While I’ve never actually met her, I hear there’s a monster living in our house.
Rumor is she’s pretty scary. Irritable. Moody. Snaps at everyone in her path. Rolls her eyes a lot. Short-tempered, easily frustrated, can’t concentrate. Cries at Subaru commercials. Wears sweatpants. Forgets how to finish a sentence. Eats constantly. Mostly chocolate. Or anything else she can find in the cupboard. Or fridge. Or under the couch.
And apparently we look a lot alike, this monster and me.
Thankfully, she doesn’t come out often. Every twenty-eight days or so, right about the time I happen to head for the hills, leaving my poor, defenseless family to fend for themselves. It’s sad, really.
To be perfectly honest, up until recently, our little monster situation seemed like a hoax. For years I refused to believe she existed at all, despite my husband’s frightening eyewitness accounts. But that kind of denial can make a person feel a little irrational. A bit crazy. Nutty even.
So alright. Fine. Yes, she exists. And she will continue to rage as long as I (or my wacky hormones) do. Fortunately however, for those around me, I’ve discovered that she doesn’t have to rule over my home, my behavior, or my heart. I’m not destined to get kicked out of the house every month; I don’t have to let her win. And you don’t either.
Nuts or normal? We can blame Eve all we want, but it won’t change the way we’re made. The hormonal fluctuations, drop in serotonin and the brain’s chemical changes that contribute to mood swings, depression, fatigue, sleep issues and food cravings are routine. They happen like clockwork. In other words, they’re noooormal. Yet we still find ourselves completely shocked, wondering month after month, “What is wrong with me?” Anticipating that our hormones, along with our self-esteem, body image, and ability to cope, will be out of whack for a few days eases the challenge a bit; accepting that it’s natural –not nutty- and not not not going to last forever helps even more. Weeping may last through the night, but joy comes with the morning. (Psalm 30:5)

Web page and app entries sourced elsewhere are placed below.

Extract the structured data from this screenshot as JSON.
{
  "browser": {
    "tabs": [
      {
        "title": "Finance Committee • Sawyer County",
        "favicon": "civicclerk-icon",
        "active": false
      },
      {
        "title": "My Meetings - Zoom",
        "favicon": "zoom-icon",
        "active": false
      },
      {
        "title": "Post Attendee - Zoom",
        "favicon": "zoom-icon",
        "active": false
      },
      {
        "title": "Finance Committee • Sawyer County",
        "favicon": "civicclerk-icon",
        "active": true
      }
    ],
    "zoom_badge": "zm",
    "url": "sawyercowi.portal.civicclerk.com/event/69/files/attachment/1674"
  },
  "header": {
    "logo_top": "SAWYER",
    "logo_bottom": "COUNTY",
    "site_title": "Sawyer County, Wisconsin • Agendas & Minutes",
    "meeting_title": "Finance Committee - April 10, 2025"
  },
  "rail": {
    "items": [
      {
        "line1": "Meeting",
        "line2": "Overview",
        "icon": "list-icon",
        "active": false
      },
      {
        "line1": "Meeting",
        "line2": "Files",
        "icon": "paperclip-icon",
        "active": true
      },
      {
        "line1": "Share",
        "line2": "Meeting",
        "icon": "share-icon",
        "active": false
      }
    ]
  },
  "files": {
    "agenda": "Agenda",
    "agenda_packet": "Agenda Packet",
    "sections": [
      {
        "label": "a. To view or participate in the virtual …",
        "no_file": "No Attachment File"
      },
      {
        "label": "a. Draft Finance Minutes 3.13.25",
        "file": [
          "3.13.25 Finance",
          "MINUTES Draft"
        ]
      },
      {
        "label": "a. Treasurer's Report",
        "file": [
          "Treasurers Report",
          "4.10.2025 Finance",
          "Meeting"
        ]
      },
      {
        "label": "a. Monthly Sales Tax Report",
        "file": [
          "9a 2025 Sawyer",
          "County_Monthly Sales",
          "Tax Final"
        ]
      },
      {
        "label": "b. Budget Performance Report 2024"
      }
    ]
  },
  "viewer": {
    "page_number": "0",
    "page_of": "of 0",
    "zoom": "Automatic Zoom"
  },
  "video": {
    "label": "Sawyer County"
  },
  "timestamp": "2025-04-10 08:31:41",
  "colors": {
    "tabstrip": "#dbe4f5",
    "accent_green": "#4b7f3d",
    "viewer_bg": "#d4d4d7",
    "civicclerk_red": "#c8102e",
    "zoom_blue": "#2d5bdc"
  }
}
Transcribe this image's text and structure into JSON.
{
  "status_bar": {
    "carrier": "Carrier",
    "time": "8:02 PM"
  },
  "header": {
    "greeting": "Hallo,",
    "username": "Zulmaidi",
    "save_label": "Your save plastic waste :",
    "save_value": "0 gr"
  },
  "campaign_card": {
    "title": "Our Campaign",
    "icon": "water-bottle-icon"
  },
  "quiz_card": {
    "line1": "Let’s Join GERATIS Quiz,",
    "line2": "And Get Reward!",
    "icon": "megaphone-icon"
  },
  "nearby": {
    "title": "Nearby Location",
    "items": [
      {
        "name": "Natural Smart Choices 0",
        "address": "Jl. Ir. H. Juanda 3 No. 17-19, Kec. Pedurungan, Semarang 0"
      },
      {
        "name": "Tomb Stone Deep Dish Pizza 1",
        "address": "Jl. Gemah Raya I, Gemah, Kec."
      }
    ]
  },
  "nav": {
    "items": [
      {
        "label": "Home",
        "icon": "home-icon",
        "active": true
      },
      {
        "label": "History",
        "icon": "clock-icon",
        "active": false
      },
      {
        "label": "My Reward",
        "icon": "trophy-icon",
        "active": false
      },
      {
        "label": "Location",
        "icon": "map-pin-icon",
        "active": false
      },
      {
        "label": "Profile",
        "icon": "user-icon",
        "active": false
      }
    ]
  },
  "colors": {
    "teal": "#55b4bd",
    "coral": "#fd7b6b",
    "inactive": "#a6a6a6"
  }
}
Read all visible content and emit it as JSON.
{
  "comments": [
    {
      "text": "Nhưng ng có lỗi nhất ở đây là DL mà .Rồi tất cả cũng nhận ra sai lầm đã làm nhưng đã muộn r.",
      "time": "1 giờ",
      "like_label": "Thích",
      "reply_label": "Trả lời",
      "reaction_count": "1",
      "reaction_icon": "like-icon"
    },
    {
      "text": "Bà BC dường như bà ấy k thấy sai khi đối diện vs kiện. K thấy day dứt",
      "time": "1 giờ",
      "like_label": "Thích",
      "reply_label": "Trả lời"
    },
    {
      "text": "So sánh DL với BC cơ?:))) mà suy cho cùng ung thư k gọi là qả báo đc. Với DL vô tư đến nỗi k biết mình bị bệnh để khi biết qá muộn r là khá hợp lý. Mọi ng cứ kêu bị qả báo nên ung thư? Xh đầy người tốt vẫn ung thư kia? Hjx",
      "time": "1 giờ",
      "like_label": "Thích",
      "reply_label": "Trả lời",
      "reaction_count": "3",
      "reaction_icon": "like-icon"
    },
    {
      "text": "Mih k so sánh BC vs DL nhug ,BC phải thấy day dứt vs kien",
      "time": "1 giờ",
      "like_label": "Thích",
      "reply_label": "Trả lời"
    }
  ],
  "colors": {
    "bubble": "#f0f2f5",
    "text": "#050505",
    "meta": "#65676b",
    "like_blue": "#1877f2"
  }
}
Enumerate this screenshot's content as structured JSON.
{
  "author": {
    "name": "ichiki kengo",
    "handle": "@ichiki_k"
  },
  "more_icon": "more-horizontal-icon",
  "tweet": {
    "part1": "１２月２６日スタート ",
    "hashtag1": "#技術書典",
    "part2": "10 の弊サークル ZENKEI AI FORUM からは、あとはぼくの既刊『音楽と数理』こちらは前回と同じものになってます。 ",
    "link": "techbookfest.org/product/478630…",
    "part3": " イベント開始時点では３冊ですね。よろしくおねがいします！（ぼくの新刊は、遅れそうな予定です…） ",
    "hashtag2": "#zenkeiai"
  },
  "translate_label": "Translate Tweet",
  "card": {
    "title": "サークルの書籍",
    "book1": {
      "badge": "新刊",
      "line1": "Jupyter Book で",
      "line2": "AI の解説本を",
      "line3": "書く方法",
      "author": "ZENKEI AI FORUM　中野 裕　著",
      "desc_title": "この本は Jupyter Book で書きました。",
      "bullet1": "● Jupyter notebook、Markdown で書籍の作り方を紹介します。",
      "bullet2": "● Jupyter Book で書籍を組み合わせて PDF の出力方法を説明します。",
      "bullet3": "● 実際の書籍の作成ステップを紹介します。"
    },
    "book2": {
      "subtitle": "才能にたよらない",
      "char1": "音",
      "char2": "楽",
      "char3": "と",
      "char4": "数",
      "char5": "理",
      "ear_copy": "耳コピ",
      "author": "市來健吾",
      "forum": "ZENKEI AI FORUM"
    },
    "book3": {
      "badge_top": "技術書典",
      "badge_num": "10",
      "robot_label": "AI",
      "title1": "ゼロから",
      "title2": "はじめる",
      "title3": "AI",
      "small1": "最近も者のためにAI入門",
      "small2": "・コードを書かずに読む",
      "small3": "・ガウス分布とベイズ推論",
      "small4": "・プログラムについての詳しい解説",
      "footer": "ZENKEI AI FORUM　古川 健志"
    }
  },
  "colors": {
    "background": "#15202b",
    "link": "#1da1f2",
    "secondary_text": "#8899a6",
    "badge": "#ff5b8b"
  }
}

We’re in this together. According to womenshealth.gov, roughly 85% of women suffer from symptoms of PMS from the teen years till menopause. We must remember those statistics when a girlfriend seems a little distant or a woman colleague seems on edge. PMS causes us to get testy with others, but we tend to get sensitive when we find ourselves on the receiving end of the grumpiness as well. As much as we all try to hide our monsters, we are most likely running into at least a few every day. Just as I become desperate for grace each time my hormones act up (or down), I must extend the same kindness to sisters in the same boat. Make allowance for each other’s faults, and forgive anyone who offends you. Colossians 3:13
Gimme a Break– As much as my crabby behavior disappoints me, as guilt-ridden as I end up feeling after barking at the people I love most in the world, I cannot continuously beat myself up over it. Just like every other sin that trips us up, the devil would love nothing more than for us to hold on to it long after our monster flees. But if we apologize for our behavior and make strides in the right direction, God promises that we can leave it behind. Tomorrow’s a new day, and His mercy and forgiveness is as dependable as the rising sun. The faithful love of the Lord never ends! His mercies never cease. Great is his faithfulness; his mercies begin afresh each morning. (Lamentations 3:22-23)
It’s only taken me thirty years or so, but I’m learning, getting better at accepting my body with all of its challenges, giving and receiving more grace, and refusing to let myself wallow in guilt. Sure, my monster may still lurk around from time to time, but at least she’s not as scary as she used to be.
If depressing thoughts or high irritability seems severe, life-altering or lasts more than a few days, or you have thoughts of hurting yourself or others, seek the advice of a physician or healthcare professional immediately.